## [WHAT IS BEING ASKED]
Would you return every line of the listing below that has "amoxicillin" in it?

DATA IN THIS EXERCISE: Begin

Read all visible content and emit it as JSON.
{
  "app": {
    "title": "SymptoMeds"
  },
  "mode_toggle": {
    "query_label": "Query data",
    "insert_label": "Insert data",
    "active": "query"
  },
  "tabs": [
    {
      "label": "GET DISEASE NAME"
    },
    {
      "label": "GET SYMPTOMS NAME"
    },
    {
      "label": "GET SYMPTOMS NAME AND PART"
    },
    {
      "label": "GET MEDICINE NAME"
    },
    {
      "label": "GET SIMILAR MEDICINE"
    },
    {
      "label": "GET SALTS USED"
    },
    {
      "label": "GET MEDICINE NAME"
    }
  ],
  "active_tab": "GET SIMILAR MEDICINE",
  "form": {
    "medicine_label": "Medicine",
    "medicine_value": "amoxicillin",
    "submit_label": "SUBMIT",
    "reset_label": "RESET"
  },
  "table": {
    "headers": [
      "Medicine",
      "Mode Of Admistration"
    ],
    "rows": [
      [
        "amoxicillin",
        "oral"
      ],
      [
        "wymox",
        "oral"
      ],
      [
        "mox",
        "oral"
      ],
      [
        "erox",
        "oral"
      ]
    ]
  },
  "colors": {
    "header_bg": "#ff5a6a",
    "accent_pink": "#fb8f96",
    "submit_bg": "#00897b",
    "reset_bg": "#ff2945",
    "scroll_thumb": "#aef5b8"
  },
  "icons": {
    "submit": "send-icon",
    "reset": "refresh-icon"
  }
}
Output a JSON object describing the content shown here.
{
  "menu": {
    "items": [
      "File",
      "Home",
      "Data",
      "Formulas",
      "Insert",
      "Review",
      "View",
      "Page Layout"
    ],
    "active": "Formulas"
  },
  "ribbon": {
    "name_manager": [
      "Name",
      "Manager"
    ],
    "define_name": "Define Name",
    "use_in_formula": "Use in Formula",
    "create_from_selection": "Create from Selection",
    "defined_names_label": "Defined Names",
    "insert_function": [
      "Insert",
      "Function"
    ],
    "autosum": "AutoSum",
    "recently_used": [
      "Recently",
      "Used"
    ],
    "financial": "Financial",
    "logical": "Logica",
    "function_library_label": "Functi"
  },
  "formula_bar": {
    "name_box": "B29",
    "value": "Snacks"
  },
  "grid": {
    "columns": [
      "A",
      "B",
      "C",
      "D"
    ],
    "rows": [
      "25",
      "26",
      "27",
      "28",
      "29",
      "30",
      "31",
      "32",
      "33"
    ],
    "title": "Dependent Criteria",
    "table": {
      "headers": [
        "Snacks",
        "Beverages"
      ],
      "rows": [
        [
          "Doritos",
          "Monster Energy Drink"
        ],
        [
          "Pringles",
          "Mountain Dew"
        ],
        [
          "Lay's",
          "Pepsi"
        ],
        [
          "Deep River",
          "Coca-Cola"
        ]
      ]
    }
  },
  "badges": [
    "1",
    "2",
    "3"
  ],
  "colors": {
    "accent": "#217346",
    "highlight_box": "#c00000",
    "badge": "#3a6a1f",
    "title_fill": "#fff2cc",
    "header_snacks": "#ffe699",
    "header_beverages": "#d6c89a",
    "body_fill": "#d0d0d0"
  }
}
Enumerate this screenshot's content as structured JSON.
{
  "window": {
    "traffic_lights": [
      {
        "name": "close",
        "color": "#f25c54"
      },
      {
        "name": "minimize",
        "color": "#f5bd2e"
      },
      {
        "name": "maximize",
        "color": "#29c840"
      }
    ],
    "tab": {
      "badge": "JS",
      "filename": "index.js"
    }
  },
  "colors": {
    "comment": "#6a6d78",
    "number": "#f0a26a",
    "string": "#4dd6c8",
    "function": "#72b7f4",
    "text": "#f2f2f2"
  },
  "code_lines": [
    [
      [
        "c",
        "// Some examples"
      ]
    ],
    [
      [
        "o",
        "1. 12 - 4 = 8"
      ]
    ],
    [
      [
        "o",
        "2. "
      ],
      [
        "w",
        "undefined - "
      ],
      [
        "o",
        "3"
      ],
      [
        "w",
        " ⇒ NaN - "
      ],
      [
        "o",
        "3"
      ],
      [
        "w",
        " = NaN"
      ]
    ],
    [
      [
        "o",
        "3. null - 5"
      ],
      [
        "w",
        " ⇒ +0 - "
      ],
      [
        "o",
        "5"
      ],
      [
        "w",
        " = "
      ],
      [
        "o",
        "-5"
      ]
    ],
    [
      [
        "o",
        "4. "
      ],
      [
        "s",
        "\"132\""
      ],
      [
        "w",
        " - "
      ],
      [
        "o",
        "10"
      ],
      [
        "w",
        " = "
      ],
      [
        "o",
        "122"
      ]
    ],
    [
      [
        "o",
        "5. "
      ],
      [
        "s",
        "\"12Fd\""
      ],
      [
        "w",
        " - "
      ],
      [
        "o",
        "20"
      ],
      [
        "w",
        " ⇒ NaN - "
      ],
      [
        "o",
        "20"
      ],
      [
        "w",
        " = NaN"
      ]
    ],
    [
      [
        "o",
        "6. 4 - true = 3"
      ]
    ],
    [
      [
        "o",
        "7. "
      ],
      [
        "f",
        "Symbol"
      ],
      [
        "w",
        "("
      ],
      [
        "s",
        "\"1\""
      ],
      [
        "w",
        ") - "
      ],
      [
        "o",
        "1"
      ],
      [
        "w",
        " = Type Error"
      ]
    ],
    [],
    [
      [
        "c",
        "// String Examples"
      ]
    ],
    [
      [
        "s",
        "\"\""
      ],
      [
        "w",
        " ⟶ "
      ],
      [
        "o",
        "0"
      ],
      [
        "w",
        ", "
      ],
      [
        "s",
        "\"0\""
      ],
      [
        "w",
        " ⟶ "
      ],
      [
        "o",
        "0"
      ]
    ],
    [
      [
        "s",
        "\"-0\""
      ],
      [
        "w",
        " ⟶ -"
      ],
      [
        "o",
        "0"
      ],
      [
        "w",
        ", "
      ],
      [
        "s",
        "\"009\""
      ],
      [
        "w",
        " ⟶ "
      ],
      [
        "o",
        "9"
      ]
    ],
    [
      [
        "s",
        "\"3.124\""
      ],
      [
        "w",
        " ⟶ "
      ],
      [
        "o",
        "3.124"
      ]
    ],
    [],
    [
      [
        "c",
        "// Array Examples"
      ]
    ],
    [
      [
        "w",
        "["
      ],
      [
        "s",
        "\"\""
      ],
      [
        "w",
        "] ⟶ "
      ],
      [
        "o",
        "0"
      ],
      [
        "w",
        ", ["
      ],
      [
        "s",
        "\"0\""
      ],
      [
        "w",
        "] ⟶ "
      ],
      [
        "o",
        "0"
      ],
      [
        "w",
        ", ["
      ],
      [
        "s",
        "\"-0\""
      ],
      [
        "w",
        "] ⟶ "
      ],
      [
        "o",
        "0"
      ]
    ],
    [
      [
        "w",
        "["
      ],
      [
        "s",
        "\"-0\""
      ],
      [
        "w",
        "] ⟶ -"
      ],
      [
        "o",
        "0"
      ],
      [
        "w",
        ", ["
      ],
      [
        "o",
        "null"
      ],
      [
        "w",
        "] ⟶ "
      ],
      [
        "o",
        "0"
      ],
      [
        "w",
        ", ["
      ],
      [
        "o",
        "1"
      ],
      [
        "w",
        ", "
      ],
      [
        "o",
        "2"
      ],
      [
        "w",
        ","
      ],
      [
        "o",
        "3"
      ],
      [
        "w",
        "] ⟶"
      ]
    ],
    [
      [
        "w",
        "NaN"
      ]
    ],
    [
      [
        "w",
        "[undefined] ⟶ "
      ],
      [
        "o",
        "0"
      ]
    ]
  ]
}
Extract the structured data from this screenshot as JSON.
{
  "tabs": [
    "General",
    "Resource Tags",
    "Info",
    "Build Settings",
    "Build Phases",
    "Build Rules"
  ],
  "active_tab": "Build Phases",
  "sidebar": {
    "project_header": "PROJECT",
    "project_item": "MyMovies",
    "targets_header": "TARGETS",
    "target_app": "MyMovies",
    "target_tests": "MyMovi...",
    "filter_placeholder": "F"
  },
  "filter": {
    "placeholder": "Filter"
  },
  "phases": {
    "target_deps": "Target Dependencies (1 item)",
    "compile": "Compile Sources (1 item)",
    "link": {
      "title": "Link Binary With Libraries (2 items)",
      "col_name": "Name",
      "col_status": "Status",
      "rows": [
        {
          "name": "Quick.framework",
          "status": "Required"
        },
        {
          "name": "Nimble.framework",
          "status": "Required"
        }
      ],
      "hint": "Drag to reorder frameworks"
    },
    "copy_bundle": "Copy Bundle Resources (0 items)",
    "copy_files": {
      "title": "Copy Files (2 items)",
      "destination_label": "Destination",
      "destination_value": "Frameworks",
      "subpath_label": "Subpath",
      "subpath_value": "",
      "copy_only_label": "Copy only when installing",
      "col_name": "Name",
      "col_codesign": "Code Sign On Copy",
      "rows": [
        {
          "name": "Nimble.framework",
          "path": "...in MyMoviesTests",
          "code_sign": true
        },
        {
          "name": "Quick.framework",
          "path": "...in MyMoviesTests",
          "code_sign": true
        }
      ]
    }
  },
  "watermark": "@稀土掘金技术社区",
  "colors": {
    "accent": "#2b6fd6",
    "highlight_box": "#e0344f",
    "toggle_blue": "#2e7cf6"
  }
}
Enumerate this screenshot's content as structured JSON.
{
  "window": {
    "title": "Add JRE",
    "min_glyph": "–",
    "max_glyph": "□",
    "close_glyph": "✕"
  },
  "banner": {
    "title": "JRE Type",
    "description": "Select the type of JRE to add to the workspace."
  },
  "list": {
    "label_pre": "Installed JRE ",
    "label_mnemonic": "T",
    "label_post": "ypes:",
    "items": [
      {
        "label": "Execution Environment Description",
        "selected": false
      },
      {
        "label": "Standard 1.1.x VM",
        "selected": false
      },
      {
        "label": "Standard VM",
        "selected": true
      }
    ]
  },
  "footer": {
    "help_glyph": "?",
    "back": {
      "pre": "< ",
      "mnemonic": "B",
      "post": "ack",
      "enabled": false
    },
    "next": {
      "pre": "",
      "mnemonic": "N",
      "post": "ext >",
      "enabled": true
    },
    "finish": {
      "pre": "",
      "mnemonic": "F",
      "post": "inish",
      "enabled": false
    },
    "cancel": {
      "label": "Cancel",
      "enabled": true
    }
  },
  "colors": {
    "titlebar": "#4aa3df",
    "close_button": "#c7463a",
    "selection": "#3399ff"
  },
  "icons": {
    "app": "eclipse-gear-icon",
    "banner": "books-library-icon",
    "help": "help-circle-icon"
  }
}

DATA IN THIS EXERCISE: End

## [RESULT OF THE TASK]
    "medicine_value": "amoxicillin",
        "amoxicillin",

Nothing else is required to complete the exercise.